Friends, I have a special treat for you. The Rock of Ivanore, by Laurisa White Reyes, releases today, and Laurisa has stopped by to answer a few questions about her creative process, her writing journey, and publishing with a small press.
But first, about The Rock of Ivanore:
Marcus, a young enchanter's apprentice, can't seem to do anything right. Every time he casts a spell, he botches it. When he's sent on a quest to find the mysterious Rock of Ivanore, he must delve deep within himself for the skills and the courage to face the dangers that await him.
Now, are you ready for two scoops of awesome? Here goes:
1. From idea to final product, how did The Rock of Ivanore come to be?
After spending more than a decade writing for magazines and newspapers, I decided it was finally time to live my dream and write novels. My oldest son was eight years old at the time and I would tell him bedtime stories. One story was about an enchanter's apprentice who bungled his magic spells. Each night my son would tell me what he wanted to hear, be it dragons or battles or magic, and I would weave those elements into the story. Eventually I started writing it down. That was six years ago.
2. Can you give us a brief summary of your writing process? Plotter? Pantser? Somewhere in between?
I am, for the most part, a plotter. I've actually written eleven books in the past six years and I spent months outlining each one before beginning the writing process. Well, with one exception. But usually I start out by writing a 3-10 page summary of a story that is bouncing around in my head. Then I outline it into parts, and then into individual chapters and scenes. I always know how I want a book to end before I even write the first word.
3. The Rock of Ivanore is published by Tanglewood Press. Can you tell us a bit about your experience with a small publisher?
I can't really compare my experience at Tanglewood to any other publisher since this is my first book. But I have been able to work closely with Peggy Tierney, my publisher, through the whole process. She included me on selecting the cover artist and image and has stayed in close communication with me all along the way. We often email back and forth about things that have nothing to do with publishing. We've become friends. And best of all, because she is so selective about the books she publishes, she is my greatest advocate. I am in very good hands at Tanglewood.
4. Can you offer us any advice about book promotion? What's working for you and what isn't?
I do feel like a fish out of water in that area. But with the team at Tanglewood and the guidance of some fellow authors who have paved the way before me, I'm figuring it out. What is working is my blog and newsletter. I try to keep people informed about my book's progress. Connecting with other bloggers is a lot of fun and a great way to reach people. What hasn't worked...I learned that there is a big difference between the YA market and the middle grade market, especially online.
5. Is there any writing or publishing advice you'd like to share with us?
Don't give up. That's the advice Jay Asher gave me (and everyone else) at an SCBWI event several years ago.

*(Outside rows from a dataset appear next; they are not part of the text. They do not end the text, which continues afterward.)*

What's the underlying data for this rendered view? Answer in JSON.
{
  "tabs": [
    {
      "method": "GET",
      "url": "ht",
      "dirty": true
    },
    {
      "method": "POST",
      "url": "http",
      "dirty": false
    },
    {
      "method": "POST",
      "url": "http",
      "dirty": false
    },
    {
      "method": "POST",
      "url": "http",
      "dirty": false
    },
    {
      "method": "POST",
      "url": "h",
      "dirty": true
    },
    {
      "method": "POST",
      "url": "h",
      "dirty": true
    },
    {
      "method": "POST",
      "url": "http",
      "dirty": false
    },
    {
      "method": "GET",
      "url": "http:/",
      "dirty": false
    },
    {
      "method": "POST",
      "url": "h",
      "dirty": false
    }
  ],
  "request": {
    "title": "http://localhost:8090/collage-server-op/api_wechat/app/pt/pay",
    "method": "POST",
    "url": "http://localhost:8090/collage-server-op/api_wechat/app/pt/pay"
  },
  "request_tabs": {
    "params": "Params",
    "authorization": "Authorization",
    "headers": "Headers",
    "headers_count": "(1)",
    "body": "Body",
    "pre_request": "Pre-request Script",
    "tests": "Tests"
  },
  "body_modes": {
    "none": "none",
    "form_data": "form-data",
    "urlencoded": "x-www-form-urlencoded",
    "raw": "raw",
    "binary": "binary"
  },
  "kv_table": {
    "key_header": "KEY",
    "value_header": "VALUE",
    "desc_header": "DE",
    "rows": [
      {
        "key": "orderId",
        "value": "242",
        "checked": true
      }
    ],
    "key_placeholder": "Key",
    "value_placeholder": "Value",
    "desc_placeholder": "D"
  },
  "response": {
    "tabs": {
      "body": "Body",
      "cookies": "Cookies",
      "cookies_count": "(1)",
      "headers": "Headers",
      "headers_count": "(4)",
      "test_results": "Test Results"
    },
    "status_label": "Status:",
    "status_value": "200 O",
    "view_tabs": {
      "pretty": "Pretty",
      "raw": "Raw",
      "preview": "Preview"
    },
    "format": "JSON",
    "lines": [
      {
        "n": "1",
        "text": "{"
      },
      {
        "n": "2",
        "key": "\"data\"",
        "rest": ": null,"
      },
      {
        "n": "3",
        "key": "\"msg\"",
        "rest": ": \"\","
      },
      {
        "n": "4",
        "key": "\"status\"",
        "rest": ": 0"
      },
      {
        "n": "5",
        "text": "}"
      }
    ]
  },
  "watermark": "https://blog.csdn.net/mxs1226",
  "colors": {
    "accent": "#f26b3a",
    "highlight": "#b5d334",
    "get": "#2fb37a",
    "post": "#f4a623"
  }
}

He waited many years before publishing Thirteen Reasons Why, which is now a huge success. I heeded his advice and kept going even when I was very discouraged. So I think if your passion is writing, don't let anything dissuade you. My personal motto is: Aim High. Dream Big.

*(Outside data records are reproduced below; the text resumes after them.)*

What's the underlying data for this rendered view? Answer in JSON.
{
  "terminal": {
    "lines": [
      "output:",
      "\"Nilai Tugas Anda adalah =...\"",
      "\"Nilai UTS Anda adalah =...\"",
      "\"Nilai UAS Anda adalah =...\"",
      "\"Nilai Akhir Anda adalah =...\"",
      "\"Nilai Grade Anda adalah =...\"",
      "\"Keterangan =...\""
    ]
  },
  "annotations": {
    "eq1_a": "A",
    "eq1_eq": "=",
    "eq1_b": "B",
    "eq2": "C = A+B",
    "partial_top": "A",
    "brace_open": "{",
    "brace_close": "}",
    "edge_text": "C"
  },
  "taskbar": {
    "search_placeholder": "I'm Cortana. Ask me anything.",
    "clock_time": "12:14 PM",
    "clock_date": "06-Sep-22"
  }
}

I love that motto, don't you guys? Thanks so much, Laurisa. It's fun to learn about other writers and their journey to publication.
Friends, how does your creative process compare to Laurisa's? And where are you on your publishing journey? Please share!